Some of you may have heard a little company called Shout Factory is putting out some really awesome re-releases of our favorite films on glorious blu-ray and stacked to the gills with extras. It makes me feel like it’s 2000 all over again, when DVD was just coming into it’s own and we got digital video discs of some rather gritty films we never thought die out on videocassette. Just like back then, it’s getting a bit unwieldy (I still think it’s hilarious we got I Spit on your Grave remastered in THX).
However, there is one franchise that has needed a complete box set for a while now. Given what film this review is of, you can surmise what I’m speaking about. One that falls on October 31st.
What they’ve done here is very impressive, and worth the re-up for the fans of the series. We have the entire filmography here, even the controversial Rob Zombie remakes, as well as the Producers Cut of Halloween 6. I’m starting my review of all the films in the box set starting with the second, because I already did a review of the first one last fall.
I briefly touched on my thoughts of Halloween 2 last Fall. I was trying to do with a horror movie a day challenge for the month of October when the computer crashed mid-way through the month. However, I kept watching movies, and just wrote a brief blurb for each. You can read the blurb for this on here.
Pretty much all my feelings on Halloween 2 still stand, but I do like this film a lot. My first real experience with it was on a Saturday afternoon in 7th grade when USA aired it as part of their weekend block of horror films (this was back before Law and Order: SVU hit the air). One of the best things to me about the film is the updated synth score by Alan Howarth. It’s probably my favorite version of the theme in the entire series.
As far as the film, there really is no need for it, but there is no need for any horror film at all, so my complaint is unreasonable. And compared to other sequels of it’s contemporaries, it’s one of the best. It picks up right after the first leaves off and gives us more of the Night He Came Home.
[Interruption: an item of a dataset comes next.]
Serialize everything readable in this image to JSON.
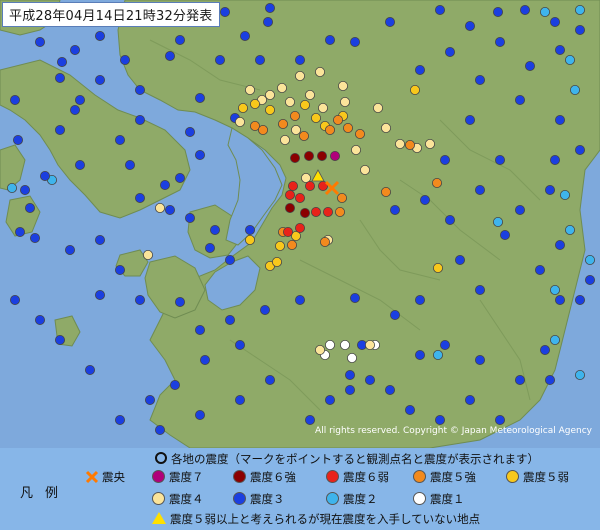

One of the plot points I really like about the film is the way the small town reacts to the massacre. It adds an element of hysteria and real life to the film, and was a genius stroke to include. Halloween 4 would later use this to it’s best effect. However, one of the major flaws of the film is that there are no new core characters for us to care about. All of the hospital staff at Haddonfield Memorial are meant to be sacrifices for the Lord of the Dead, and we know Loomis and Laurie are pretty much untouchable (until the end). But the kills are awesome, and as I said last Fall, it reminds me a lot of a giallo. Laurie’s flashback sequences to visiting her little brother in Smith’s Grove have a very Deep Red feel about them. And let’s be honest, if it weren’t for Deep Red, we probably wouldn’t have a Halloween.
Halloween 2 looks great on blu-ray and there are quite a bit of extras. The biggest of which is a 44 minute documentary on the film with the cast and crew. It’s pretty exhaustive and gives you more info than you’d probably want to know. It’s also amazing to see how well they have all aged over the years.
There are also a couple commentary tracks. One is with the director Rick Rosenthal, and the other is with the late stuntman Dick Warlock (RIP), who played as the Shape in this film. He was a very warm and funny guy and seemed to truly enjoy the franchise and it’s fans. Director Rick Rosenthal is joined by character actor Leo Rossi on a commentary track that gives a really good portrait of what Hollywood was like at the time. Leo Rossi is an interesting guy and it’s good to see him show love for one of his earlier roles. However, there is a lot of silent spaces in it where they just run out of things to talk about. To me that’s the cardinal sin of commentary.
The television cut of the film is included on a separate disc well, for those of you interested in a watered down version of the film with not so good flashback sequences added on for padding the time.
Shout! Factory keeps putting episodes of Sean Clarks’s Horror’s Hallowed Grounds on their releases for some reason. I get there is a fan base for movie locations and seeing how they look in modern times but I don’t really care about any of that, and besides the true subject of these things is the name that prefaces the title: Sean Clark. The opening sequence is like a bad Sum 41 video with Clark jumping around locations like he’s the wild man of Borneo. It’s a bit much for people who aren’t friends with him and his editor friends on on-line forums. My fiancee happened to walk in during this segment, glanced at the TV, and remarked sarcastically “Wow, HE’S a cool guy!”. If you’re easily impressed by a guy walking through alleyways that were in a movie 30 years ago, you’ll find a lot to love here. But props to Clark and his little buddies, they have exploited a part of horror fandom that has gone mostly untouched, and seem to be quite successful with their outings. Like I once read on Origami Boulder, “Bad idea well implemented, better than best idea never used”.